The answer must be an exact reproduction of all the entries.

[Items from a data source]

· · ·

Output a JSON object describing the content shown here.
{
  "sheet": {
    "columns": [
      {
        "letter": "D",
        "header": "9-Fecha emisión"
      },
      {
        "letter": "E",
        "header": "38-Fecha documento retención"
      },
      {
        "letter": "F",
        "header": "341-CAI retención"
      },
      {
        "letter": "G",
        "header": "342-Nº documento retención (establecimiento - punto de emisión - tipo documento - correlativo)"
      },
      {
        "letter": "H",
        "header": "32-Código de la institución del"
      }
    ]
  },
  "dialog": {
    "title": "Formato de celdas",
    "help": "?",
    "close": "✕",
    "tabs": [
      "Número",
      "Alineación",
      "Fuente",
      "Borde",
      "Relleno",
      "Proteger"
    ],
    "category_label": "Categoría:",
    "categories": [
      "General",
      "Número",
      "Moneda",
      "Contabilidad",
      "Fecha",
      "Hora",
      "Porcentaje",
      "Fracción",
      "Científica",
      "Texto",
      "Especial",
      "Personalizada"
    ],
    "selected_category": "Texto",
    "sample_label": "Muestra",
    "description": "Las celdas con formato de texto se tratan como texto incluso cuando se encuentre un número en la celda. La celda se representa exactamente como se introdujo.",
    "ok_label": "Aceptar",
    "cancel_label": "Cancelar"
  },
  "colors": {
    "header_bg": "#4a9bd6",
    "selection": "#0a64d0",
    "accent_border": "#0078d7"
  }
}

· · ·

Worked solution ::
Output a JSON object describing the content shown here.
{
  "sheet": {
    "columns": [
      {
        "letter": "D",
        "header": "9-Fecha emisión"
      },
      {
        "letter": "E",
        "header": "38-Fecha documento retención"
      },
      {
        "letter": "F",
        "header": "341-CAI retención"
      },
      {
        "letter": "G",
        "header": "342-Nº documento retención (establecimiento - punto de emisión - tipo documento - correlativo)"
      },
      {
        "letter": "H",
        "header": "32-Código de la institución del"
      }
    ]
  },
  "dialog": {
    "title": "Formato de celdas",
    "help": "?",
    "close": "✕",
    "tabs": [
      "Número",
      "Alineación",
      "Fuente",
      "Borde",
      "Relleno",
      "Proteger"
    ],
    "category_label": "Categoría:",
    "categories": [
      "General",
      "Número",
      "Moneda",
      "Contabilidad",
      "Fecha",
      "Hora",
      "Porcentaje",
      "Fracción",
      "Científica",
      "Texto",
      "Especial",
      "Personalizada"
    ],
    "selected_category": "Texto",
    "sample_label": "Muestra",
    "description": "Las celdas con formato de texto se tratan como texto incluso cuando se encuentre un número en la celda. La celda se representa exactamente como se introdujo.",
    "ok_label": "Aceptar",
    "cancel_label": "Cancelar"
  },
  "colors": {
    "header_bg": "#4a9bd6",
    "selection": "#0a64d0",
    "accent_border": "#0078d7"
  }
}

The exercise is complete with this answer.